For those of you following my investigation of whether I can scan a WWII pamphlet on allotments called Plots Against Hitler and put it on this blog, and the slew of comments that followed from readers, there's more news.
PAG arrived in the post today and is not a government publication - it was printed in 1941 by the Northumberland Press - the author's Raymond A Cook. So I am pretty sure it's still well within copyright and so the scanning is a no-no - as a published author myself I'm fullly aware of the importance of copyright law, so I'll have to limit myself to a summary and the occasional snippet.
I've only got as far as the title page so far but loved this quote:
It is becoming increasingly obvious that, amongst the plots calculated to bring Nazism to its knees, those measuring 300 square yards are destined to play an important part.
Which reminds me, I am planning to put up on this blog a little chunk of my book on the tricky issue or poles, rods and perches, aka how allotments are measured.
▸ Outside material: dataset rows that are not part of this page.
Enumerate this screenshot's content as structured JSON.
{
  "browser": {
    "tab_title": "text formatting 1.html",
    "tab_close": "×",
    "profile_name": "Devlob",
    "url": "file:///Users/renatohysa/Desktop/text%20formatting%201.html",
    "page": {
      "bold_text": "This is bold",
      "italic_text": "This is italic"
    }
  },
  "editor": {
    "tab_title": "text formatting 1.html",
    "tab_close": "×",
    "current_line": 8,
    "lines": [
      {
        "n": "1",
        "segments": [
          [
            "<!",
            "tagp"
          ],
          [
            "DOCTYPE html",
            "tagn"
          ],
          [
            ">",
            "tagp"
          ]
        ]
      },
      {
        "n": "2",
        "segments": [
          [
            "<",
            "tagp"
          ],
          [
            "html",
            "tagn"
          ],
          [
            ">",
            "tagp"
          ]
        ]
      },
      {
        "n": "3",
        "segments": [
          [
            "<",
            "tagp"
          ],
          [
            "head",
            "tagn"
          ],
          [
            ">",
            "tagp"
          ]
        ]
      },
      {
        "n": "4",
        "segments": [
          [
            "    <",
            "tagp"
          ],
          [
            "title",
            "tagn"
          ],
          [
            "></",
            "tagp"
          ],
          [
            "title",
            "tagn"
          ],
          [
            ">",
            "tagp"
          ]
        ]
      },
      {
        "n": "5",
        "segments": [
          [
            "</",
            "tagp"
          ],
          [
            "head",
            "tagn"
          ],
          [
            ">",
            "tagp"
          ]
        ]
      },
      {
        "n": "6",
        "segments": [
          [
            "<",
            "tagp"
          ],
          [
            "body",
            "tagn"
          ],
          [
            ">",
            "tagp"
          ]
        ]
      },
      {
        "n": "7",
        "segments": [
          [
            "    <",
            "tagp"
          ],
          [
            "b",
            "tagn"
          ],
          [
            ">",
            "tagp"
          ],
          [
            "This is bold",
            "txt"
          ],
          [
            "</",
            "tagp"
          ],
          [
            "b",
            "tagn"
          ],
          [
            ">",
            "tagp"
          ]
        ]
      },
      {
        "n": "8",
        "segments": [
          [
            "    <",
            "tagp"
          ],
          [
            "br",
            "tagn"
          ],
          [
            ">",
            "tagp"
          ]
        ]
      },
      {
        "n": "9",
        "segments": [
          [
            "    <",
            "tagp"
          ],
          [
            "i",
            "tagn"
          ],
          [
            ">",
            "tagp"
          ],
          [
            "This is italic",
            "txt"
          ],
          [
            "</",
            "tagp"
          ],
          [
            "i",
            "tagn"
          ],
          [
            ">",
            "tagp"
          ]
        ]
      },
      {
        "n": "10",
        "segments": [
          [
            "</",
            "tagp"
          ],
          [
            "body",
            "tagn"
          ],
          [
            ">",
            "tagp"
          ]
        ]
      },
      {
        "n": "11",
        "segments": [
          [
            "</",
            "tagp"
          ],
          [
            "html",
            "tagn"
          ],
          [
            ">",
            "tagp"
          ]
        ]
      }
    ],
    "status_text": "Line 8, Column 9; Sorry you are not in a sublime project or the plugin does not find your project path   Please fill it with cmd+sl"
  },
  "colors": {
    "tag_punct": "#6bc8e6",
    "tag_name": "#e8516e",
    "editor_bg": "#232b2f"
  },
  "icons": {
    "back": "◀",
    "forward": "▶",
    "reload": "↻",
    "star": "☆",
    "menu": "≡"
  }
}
This should fully explain the importance of the 300 square yards reference.
(If you still want your fix of war-era allotment literature, Iaipai helpfully pointed out in the comments to my last post that the British Library has reprinted a couple you can get your hands on.)